Survey ranks Maple Leaf No. 1, just ahead of the good ol hockey game
OTTAWA - No one would have guessed that 43 years after the Maple Leaf first flew over Parliament Hill, following a heated, divisive national debate, it would become the greatest, most unifying symbol of the country.
But Duncan Matheson, son of former Liberal MP John Matheson - the man who played a leading role in creating the flag that replaced the Red Ensign - is sure glad, according to a new poll, that it did.
"We're all so pleased, so very pleased and feel things worked out very well," said Matheson, from his home in Midland, Ont. "We're very fortunate that Canadians have taken to that symbol, and to some extent, that it has become the unifying force that was hoped for."
A new poll from Ipsos Reid - the largest poll of its kind conducted - reveals the top 101 things Canadians say best define the country. At the front of the pack is the Maple Leaf symbol, and in third place is the flag itself.
The poll, conducted for the Dominion Institute and the Department of Citizenship and Immigration, employed an open-ended question system, where participants said what things best defined the country, then graded the responses on a points scale. In the end, all points were tallied to arrive at the list.
No. 2 on the list is hockey. At No. 4 is the beaver, followed by the Canadarm, Canada Day, peacekeeping, Pierre Trudeau and universal health care.
It should come as no surprise the most defining symbols seem so familiar to most Canadians, said Ashley Konson, head of strategic branding at Bensimon Byrne, the firm responsible for the rant-ridden "I am Canadian" beer commercials.
A Canadian symbol's power to convey and create meaning, like any other brand, heavily relies on its exposure to the public, he said.
"Whether it's the flag flying over the Ontario legislature, or whether it's hockey broadcasted over television, (we see) how much these various symbols are part of our every day lives in Canada," Konson said.
Overall, the data paint a picture of a changing, evolving country - one headed away from a cherished understanding of historical events and people, toward a more purely symbolic understanding of itself. Marc Chalifoux, the executive director of the Dominion Institute, a decade-old organization that studies Canadians' experience of history, said the findings show a "generational shift."
Older people felt much more strongly about historical events than did younger generations, in general. The youngest bracket, aged 18-34, was more "attached," he said, to places and icons, such as Toronto, the CN Tower and the beaver, than was the oldest bracket, of 55 years and older.
"The findings were somewhat worrying," said Chalifoux. "We (the institute) feel our Canadian history and our story as a country is an important element of what defines us, and to see those elements disappearing from the list ... it's historical amnesia."
As an example, Confederation - the event that formed the Canada we know today - was least popular among the youngest age category, with 290 points, while the middle category, aged 35-54, gave nearly three times as much (868 points) and the oldest gave the most (1396 points).

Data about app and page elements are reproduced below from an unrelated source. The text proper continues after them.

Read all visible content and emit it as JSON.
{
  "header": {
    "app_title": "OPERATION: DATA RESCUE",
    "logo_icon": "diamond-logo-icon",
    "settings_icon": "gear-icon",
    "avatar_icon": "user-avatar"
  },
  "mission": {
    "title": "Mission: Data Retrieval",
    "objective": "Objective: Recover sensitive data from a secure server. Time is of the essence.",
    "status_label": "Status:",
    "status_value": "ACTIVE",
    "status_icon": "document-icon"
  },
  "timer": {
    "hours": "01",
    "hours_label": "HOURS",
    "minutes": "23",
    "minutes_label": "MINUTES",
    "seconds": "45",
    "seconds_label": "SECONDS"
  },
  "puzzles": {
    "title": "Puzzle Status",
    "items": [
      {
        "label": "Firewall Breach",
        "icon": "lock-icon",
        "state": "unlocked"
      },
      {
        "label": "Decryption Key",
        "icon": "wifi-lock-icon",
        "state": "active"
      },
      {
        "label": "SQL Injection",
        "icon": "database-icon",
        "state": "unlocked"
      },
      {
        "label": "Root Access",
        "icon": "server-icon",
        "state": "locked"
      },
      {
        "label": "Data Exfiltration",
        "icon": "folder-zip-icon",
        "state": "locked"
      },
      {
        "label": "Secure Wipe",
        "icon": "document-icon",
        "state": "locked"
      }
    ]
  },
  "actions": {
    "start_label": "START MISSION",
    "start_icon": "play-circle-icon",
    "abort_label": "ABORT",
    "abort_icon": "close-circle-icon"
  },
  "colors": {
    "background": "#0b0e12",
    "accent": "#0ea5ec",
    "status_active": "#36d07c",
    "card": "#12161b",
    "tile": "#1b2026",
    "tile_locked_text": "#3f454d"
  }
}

"The elements that emphasize ourselves are changing. In 20 years from now, a conversation about Canada will be much different," Chalifoux said.
"In a nation of hewers of wood and drawers of water, in a nation more often than not defined by its natural resources, there's a justifiable pride that we have these ... innovations that show the rest of the world that Canada isn't just a country of rocks and tress and oil beneath the ground," said Rudyard Griffiths, co-founder of the Dominion Institute.
"As Canadians we spend an awful lot of time talking about our differences, and the things that separate us - regions, language, ethnicity - but what comes out of this survey is a sense of who we are - a country of shared identity, accomplishments, heroes, and innovations, that touch all Canadians."
For the survey, a randomly selected sample of 3,114 Canadians, including 721 immigrants, 522 educators, and 274 members of the Order of Canada was interviewed online. The results are considered accurate to within 1.8 percentage points, 19 times out of 20. The margin of error will be larger within each sub-grouping of the survey.
If you feel something is missing from the list, log on to 101things.ca to cast your vote for No. 102.
A few aspects of Canadiana that didn't score enough points to be included in the Top 101, with their ranking, include:
102. the Group of Seven
103. Legalization of same-sex marriage
111. Canadian Broadcasting Corporation
119. Afghanistan mission/war
138. Louis Riel and the 1885 Rebellion
141. The seal hunt
143. Quebec City founded
182. Signal Hill
186. The BlackBerry phone
206. Bobby Orr
238. Meech Lake Accord
240. Gordie Howe
340. Billy Bishop